“Oh, my God,” she moaned after her first bite. She couldn’t bother with embarrassment right now. Besides, she wouldn’t ever see him again. Which was why she licked her fingers when she was done as Kent watched with a grin.

“Why’re you headed to Seattle, Bonnie?”

Her phone chirped at the same time. A quick glance showed her mother’s text. Why was she going to Seattle?

“Because I have nowhere else to go.” It was a sad truth.

Kent reached across the remains of awesome tacos and touched her hair.

“You look like the kind of girl who wouldn’t feel trapped like that.”

“You don’t know me.” Another truth. One that almost made her sad.

“Maybe I’d like to.”

“Well, you’re staying here and I’m going to Seattle so…”

“I’m not staying here. I’m meeting some friends and we’re heading to Alaska by car.”


“To work at a friend’s lodge. It’s good money. And I’ve always wanted to see Alaska.”

“I thought you Texas boys didn’t like things bigger than home?” she teased.

“Come with me.”

Bonnie rolled her eyes right before her phone chirped again.

“I think I saw this movie on Lifetime.”

Kent laughed and it was loud and free and reminded her of a time when she’d been happy.

“I swear, darlin’ we’re good people. Half of us are girls like yourself. There’s room for you. We got a van that seats eight and you’d only make number seven.”

It was so tempting. Bonnie just didn’t know if it was tempting because she could avoid her mother’s disappoint and disapproval or because Kent was, by far, the hottest guy she’d ever seen walking around in cowboy boots. And she’d gone to school in Texas.

Bonnie looked at her phone, but didn’t read her mother’s message.

“Taco, taco, taco,” she said.

Kent looked surprised before he leaned closer and brushed his lips over hers.

“Come on, Jennifer,” he teased after so she knew he got the reference.
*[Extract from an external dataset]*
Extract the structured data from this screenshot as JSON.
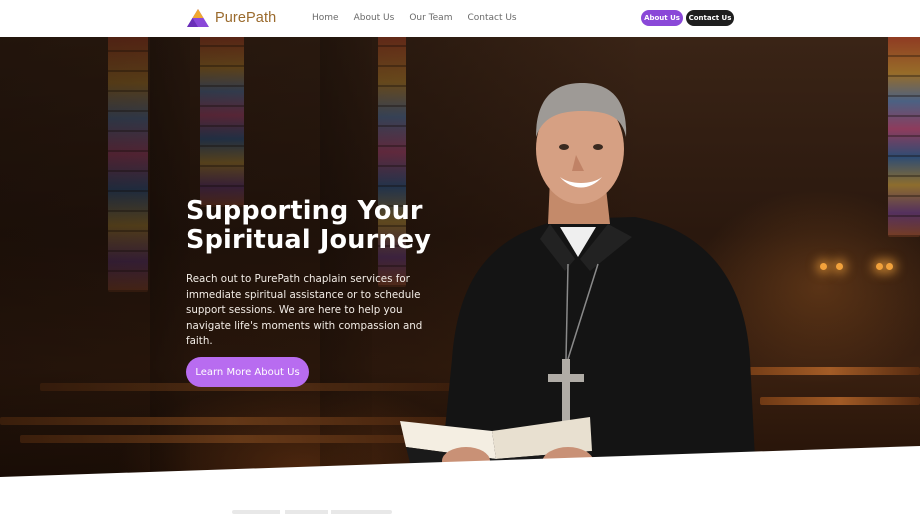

Bonnie laughed. When had she laughed last? It surprised her she couldn’t remember.

Her phone chirped.

“Fuck it.”


“This doesn’t mean you can kiss me again,” Bonnie warned.

“Oh, I wouldn’t ever think that,” Kent said with a grin.

Screw photosynthesis, she thought as they gathered up her stuff. Mammal biology was surely more fun.